───── The input ─────
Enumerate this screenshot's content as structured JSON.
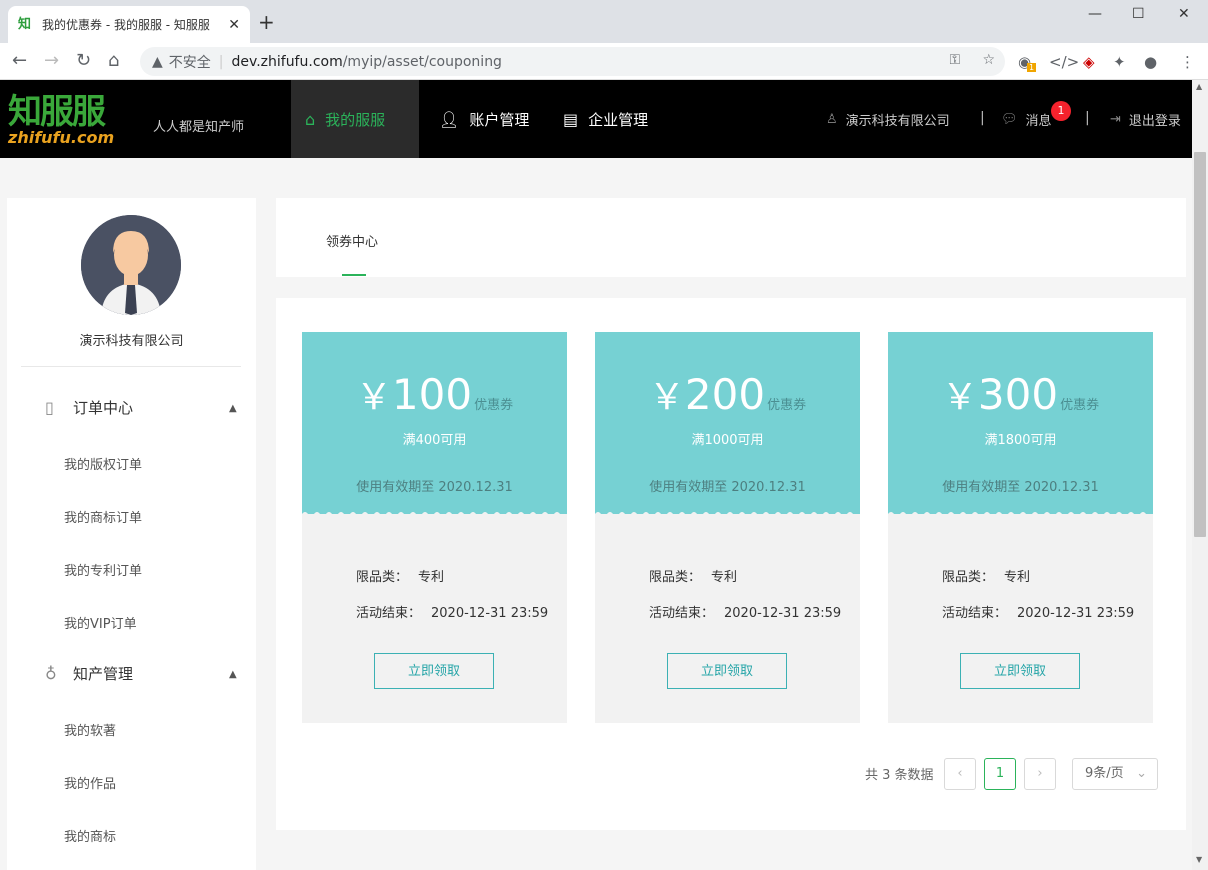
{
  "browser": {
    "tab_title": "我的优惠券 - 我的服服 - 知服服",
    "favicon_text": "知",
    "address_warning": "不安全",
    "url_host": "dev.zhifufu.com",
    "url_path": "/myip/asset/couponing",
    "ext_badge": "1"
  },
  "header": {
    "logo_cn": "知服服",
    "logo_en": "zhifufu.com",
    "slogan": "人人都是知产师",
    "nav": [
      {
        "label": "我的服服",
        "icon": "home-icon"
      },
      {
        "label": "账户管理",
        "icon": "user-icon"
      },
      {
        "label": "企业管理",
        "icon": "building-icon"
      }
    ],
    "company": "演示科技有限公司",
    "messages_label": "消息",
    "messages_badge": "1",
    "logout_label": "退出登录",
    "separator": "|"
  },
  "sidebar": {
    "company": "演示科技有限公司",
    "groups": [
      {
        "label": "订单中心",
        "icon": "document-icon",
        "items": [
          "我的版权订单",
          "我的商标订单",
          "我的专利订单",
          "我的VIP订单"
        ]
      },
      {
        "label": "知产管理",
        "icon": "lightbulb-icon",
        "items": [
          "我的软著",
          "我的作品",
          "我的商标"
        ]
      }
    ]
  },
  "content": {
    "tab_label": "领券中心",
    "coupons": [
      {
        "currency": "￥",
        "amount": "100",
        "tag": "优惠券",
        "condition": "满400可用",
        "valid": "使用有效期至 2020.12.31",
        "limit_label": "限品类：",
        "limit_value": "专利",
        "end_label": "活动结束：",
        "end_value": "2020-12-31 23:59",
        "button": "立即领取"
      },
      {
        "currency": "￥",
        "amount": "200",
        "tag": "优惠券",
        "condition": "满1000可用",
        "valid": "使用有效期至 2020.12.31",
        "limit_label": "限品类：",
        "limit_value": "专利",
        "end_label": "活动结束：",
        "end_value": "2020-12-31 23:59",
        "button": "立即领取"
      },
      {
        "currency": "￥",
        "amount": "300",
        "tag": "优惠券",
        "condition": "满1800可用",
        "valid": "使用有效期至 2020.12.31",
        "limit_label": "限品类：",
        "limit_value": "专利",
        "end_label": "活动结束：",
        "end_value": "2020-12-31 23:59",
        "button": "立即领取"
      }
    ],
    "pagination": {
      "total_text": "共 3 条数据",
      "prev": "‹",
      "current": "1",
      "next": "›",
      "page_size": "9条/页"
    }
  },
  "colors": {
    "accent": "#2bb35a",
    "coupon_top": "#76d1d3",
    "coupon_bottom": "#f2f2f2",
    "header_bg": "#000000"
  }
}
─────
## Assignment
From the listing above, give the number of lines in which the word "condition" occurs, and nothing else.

## Exercise answer
3